Gut health is currently a popular topic, with a lot of information emerging about the impact of ‘gut bacteria’ on our health. Gut bacteria, known as the gut microbiome, is a colony of microorganisms which is involved in digestion, immunity and general wellbeing. We now know that there are also other colonies of microbiomes in different parts of the body, including the mouth.
The microbiome of the oral cavity is known as the oral microbiome and is complex and unique to each person.2 The oral microbiome helps to maintain health in not only the mouth but also in the rest of the body. An imbalance of the oral microbiome can cause issues like dental decay, or caries, and periodontitis, and is now also linked to other health issues.
The oral microbiome is the bacterial colony of the mouth. It helps to maintain oral and overall health.
A healthy oral microbiome
Just like the microbiome of the gut, the oral microbiome thrives in an environment of diversity and beneficial bacteria for good dental health. The oral microbiome contains bacteria, fungi, beneficial viruses and other microorganisms. A healthy oral microbiome produce biofilm, a cover or shield which protects the colony.
An unhealthy oral microbiome
Dybiosis of the oral microbiome describes a state where there is a lack of diversity or presence of harmful bacteria can cause dental issues and affects health beyond the mouth. While most oral bacteria is beneficial, too much harmful bacteria can contribute to dental degradation and periodontal disease.
A lack of diversity or harmful bacteria can cause an imbalance in your oral microbiome.
Get back into balance
If you have dental issues, oral inflammation, and other health concerns, your healthcare professional can help support you, in conjunction with your dentist, to improve your oral health.
● Tooth brushing and flossing twice a day
● Regular descaling at the dentist
● Quit smoking
● Improve immune function generally
● Address nutritional deficiencies
● Take a probiotic design to support the oral microbiome every day
● Reduce intake of sugar and sugary drinks
● Reduce consumption of highly acidic foods – e.g. soft drinks, some fruit juices, vinegar and dry wine
● Consume a diet rich in fruits, vegetables, fibre, minerals and vitamins
● Increase prebiotic and fibre consumption
● Increase intake of omega-3 essential fatty acids
Specific probiotics can help rebalance the oral microbiome and reduce the risk of dental issues.
The best probiotic for your mouth
There are specific probiotic strains that beneficially impact the oral microbiome and oral health. Lactobacillus reuteri DSM 17938 and Lactobacillus reuteri ATCC PTA 5289 are two well researched probiotic strains that have been shown to have many positive effects on oral health and the oral microbiome.16-18 These Lactobacillus reuteri strains support the oral microbiome by:19

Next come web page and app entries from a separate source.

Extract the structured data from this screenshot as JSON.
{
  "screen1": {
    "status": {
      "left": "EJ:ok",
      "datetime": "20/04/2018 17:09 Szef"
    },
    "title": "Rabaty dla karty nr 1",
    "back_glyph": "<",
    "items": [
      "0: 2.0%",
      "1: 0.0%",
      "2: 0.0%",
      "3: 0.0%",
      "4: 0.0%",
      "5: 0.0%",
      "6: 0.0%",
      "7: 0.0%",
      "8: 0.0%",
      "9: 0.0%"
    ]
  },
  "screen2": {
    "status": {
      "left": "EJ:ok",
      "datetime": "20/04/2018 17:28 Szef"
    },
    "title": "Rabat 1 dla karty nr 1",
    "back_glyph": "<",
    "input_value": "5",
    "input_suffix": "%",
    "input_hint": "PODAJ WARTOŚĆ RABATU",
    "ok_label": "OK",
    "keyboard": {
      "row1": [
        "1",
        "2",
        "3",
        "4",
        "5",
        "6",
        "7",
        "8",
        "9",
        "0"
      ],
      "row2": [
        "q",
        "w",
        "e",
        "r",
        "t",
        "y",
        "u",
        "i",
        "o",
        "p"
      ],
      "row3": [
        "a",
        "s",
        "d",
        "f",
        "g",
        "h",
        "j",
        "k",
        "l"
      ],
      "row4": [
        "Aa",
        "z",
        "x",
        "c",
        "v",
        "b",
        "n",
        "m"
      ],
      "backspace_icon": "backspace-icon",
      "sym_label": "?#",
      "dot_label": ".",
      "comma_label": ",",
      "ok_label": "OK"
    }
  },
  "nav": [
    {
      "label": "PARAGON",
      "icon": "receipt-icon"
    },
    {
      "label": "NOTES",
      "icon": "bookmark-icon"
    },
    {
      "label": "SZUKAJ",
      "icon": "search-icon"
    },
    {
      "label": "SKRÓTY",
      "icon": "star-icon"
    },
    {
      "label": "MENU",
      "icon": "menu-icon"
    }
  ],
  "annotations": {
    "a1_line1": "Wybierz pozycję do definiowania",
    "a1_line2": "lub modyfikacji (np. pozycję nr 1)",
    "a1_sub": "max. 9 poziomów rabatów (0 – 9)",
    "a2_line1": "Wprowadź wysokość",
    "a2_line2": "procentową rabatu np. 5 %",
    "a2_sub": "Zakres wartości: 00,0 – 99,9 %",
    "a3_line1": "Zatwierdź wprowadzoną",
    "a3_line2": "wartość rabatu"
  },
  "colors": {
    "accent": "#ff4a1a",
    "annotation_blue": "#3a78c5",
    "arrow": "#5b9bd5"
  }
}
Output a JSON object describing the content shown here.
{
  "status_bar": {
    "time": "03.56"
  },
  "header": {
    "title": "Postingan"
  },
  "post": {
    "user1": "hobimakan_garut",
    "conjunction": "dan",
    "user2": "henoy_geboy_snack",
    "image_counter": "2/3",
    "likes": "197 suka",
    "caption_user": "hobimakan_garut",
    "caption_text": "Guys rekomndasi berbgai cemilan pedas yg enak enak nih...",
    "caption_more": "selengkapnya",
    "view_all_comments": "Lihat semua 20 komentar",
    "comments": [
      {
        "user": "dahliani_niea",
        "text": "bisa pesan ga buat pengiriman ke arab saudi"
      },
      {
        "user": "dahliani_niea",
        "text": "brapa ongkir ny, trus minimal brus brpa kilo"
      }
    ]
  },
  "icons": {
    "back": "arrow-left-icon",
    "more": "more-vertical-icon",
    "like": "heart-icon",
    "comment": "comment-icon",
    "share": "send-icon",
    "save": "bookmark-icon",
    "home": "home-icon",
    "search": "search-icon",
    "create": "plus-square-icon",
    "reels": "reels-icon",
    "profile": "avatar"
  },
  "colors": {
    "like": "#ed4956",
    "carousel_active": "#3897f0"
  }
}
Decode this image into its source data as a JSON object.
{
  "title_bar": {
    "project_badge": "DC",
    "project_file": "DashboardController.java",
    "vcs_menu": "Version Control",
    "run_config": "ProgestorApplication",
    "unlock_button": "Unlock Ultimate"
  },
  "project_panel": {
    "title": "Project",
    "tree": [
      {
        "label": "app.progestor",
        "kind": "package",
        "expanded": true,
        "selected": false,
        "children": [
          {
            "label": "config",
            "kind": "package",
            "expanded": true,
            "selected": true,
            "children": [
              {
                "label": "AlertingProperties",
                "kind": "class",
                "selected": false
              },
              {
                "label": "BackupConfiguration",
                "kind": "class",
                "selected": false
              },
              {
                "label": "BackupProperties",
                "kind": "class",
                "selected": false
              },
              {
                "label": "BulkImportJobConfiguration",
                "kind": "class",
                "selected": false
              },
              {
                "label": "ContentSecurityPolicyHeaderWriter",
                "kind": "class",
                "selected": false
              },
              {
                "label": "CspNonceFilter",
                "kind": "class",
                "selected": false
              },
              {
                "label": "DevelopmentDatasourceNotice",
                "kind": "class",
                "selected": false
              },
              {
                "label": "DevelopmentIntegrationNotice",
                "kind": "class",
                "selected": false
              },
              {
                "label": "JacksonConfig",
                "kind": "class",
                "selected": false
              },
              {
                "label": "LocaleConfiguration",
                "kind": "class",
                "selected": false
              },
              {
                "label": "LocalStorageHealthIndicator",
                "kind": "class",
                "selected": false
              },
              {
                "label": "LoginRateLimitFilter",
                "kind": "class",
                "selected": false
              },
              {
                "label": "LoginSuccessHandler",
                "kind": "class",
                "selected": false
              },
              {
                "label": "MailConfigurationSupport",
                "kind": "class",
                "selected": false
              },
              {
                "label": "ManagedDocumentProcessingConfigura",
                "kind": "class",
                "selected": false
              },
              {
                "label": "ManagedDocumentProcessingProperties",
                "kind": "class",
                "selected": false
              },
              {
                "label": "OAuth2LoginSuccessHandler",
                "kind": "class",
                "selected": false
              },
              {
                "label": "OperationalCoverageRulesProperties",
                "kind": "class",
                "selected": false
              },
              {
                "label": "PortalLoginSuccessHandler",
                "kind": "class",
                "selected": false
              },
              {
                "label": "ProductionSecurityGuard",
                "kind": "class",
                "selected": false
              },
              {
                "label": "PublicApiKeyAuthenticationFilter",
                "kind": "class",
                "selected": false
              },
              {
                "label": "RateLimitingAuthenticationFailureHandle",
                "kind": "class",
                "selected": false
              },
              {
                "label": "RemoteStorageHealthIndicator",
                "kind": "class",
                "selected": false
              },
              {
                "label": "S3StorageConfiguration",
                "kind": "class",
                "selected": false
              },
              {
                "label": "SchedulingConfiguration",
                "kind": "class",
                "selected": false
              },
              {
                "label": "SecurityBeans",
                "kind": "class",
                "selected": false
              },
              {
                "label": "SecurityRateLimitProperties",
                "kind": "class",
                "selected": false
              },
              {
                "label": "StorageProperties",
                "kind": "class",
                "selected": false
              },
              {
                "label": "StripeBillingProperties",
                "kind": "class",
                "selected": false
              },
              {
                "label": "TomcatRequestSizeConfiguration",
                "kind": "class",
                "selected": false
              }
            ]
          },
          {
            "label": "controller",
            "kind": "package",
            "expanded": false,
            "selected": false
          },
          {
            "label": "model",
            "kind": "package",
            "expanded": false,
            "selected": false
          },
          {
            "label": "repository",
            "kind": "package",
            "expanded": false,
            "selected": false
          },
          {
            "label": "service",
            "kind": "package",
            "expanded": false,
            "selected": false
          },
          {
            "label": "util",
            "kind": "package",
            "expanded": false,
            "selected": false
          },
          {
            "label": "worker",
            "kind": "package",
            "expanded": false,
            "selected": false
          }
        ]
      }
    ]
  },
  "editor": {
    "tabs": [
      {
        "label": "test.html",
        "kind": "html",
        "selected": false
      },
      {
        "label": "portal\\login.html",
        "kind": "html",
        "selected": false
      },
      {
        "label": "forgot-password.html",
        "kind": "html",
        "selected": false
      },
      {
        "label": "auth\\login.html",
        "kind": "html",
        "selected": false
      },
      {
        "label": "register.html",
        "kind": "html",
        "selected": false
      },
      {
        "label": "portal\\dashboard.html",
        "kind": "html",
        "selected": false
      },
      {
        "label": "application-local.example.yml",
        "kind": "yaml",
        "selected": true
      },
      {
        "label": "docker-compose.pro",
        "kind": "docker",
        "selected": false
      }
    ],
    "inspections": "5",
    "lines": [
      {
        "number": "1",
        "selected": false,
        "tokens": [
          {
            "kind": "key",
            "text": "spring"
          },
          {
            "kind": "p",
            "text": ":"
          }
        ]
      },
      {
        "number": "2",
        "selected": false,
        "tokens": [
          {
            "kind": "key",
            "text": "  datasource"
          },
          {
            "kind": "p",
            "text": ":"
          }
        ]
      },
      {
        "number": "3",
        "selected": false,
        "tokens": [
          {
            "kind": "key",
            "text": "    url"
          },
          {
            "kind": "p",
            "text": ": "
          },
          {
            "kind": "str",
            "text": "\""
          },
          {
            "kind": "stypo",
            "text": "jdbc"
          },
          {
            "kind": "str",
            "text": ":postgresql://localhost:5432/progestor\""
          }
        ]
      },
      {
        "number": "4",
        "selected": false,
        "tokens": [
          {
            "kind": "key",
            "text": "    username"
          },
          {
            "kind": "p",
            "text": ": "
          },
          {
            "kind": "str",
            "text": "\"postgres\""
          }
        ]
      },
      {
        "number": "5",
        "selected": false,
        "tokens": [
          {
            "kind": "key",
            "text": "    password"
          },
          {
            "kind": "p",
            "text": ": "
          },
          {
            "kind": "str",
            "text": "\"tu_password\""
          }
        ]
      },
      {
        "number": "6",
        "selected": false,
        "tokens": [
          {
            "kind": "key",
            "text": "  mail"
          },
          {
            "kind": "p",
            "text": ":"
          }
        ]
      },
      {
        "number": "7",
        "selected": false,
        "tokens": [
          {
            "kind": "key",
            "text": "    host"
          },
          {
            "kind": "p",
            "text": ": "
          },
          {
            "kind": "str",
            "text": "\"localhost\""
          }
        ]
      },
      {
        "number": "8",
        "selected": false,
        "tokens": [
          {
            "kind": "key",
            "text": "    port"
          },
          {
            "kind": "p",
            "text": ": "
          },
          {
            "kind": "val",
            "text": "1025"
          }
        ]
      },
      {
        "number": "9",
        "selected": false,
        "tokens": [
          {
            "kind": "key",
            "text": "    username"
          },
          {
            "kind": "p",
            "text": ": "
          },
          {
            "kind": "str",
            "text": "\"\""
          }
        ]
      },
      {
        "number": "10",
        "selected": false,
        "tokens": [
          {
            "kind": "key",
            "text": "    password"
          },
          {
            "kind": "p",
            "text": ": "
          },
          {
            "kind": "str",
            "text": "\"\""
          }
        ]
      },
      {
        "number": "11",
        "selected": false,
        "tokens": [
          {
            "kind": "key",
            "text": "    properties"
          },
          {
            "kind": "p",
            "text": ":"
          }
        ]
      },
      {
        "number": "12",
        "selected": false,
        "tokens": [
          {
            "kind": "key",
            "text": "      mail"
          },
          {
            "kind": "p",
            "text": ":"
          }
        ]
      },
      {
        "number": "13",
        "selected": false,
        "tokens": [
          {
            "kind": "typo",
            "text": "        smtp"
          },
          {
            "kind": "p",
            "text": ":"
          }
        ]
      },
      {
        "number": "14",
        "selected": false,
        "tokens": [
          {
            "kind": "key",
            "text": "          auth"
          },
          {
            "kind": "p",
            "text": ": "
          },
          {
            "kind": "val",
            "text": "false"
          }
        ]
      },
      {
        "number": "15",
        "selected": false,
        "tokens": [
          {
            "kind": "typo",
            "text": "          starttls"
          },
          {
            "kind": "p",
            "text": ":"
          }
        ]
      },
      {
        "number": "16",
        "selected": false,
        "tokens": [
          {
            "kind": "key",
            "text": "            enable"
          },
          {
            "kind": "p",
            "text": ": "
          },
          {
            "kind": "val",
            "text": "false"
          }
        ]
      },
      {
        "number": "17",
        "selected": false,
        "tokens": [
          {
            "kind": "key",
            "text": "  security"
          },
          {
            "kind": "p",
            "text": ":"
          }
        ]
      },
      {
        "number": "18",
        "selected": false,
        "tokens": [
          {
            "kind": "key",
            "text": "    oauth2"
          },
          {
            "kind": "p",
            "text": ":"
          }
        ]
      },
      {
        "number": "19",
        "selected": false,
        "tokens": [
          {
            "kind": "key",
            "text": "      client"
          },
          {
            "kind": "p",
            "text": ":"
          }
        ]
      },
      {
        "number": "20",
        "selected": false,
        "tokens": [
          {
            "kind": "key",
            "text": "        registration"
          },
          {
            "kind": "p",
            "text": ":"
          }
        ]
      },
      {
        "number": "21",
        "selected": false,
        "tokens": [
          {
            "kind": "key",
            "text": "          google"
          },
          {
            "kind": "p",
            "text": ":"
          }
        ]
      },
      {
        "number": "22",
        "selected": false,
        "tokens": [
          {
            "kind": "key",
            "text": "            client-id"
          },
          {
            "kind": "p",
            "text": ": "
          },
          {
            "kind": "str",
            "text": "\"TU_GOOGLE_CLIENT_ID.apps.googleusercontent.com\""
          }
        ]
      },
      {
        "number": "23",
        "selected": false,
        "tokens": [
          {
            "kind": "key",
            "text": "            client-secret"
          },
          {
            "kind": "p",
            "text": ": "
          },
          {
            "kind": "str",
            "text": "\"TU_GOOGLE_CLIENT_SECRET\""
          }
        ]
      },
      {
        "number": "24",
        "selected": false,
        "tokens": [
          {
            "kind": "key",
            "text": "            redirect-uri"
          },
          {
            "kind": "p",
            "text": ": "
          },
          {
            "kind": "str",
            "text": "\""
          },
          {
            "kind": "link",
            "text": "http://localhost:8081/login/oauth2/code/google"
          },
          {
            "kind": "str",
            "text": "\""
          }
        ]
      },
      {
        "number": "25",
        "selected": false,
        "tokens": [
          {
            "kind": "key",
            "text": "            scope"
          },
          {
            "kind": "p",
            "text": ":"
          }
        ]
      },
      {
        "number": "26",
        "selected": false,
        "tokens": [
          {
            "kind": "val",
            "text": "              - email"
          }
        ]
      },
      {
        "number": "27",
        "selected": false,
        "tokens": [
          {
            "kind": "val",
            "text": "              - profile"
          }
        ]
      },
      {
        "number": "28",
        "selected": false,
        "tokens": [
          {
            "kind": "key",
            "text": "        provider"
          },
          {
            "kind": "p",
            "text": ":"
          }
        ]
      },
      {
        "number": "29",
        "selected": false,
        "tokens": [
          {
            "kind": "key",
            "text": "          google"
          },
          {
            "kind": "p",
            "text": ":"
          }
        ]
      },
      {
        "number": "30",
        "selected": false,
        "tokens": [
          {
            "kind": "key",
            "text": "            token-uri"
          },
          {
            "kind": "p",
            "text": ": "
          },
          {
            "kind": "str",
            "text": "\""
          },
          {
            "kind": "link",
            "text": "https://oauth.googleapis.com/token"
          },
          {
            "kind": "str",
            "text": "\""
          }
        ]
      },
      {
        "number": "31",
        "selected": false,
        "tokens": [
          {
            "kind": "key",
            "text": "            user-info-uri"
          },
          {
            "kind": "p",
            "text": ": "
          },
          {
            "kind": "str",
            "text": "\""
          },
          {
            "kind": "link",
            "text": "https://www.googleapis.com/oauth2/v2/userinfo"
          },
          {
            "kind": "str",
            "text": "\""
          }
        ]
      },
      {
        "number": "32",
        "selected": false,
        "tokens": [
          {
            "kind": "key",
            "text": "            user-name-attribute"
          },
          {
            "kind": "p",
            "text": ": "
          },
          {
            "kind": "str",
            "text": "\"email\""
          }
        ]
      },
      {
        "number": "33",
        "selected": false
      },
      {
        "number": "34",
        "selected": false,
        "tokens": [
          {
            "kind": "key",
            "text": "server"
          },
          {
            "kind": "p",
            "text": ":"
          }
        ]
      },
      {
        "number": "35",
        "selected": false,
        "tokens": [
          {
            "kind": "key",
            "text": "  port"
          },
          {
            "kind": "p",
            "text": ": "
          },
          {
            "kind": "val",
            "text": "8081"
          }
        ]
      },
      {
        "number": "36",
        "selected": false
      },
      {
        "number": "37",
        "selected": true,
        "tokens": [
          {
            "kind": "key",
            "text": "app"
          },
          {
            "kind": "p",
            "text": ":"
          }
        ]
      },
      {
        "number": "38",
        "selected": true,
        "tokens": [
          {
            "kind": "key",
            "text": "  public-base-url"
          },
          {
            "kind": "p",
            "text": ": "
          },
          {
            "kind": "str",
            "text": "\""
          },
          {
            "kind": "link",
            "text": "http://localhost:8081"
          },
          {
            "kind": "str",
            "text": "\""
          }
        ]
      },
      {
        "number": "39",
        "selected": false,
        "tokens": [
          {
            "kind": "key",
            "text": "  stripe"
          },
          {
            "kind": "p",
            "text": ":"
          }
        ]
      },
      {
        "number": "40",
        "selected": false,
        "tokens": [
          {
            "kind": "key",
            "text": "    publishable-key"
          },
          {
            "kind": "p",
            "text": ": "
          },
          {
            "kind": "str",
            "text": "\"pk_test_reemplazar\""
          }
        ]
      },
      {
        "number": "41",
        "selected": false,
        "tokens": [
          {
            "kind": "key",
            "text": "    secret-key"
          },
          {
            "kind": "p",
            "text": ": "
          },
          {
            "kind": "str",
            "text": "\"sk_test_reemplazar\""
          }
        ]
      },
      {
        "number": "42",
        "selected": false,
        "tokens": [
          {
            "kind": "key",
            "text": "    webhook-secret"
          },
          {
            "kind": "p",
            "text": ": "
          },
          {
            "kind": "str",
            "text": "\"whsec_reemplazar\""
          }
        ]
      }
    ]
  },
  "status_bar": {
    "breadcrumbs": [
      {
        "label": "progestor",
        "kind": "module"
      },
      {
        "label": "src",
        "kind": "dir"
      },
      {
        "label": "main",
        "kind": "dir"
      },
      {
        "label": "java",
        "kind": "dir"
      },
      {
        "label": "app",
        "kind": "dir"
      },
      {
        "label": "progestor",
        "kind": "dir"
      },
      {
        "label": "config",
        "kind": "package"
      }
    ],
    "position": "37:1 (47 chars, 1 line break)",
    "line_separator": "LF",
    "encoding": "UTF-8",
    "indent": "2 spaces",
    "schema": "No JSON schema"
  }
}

● Taking the place of potentially harmful bacteria
● Exerting antimicrobial, antiviral and antifungal effects to kill off dysbiotic micro-organisms
● Promoting tooth mineralisation and remineralisation for healthier teeth
● Reducing oral inflammation
● Stimulating immune responses in the mouth and body
Clinically trialled support
The combination of L. reuteri DSM 17938 and L. reuteri PTA ATCC 5289 has been extensively trialled for support of oral health and found to have multiple benefits for:20-25
● Prevention and treatment of dental caries
● Reduction in dental plaque build-up
● Prevention and treatment of gingivitis and periodontal disease
● Prevention and treatment of bad breath
● Reduction of oral candidiasis
Lactobacillus reuteri DSM 17938 and Lactobacillus reuteri ATCC PTA 5289 are only available through your healthcare practitioner. If you want to know more about improving the health of your oral microbiome contact your healthcare professional for a personalised treatment plan.
Supporting a healthy oral microbiome with the right probiotics could improve your oral and overall health. To find out more talk to your healthcare Practitioner today!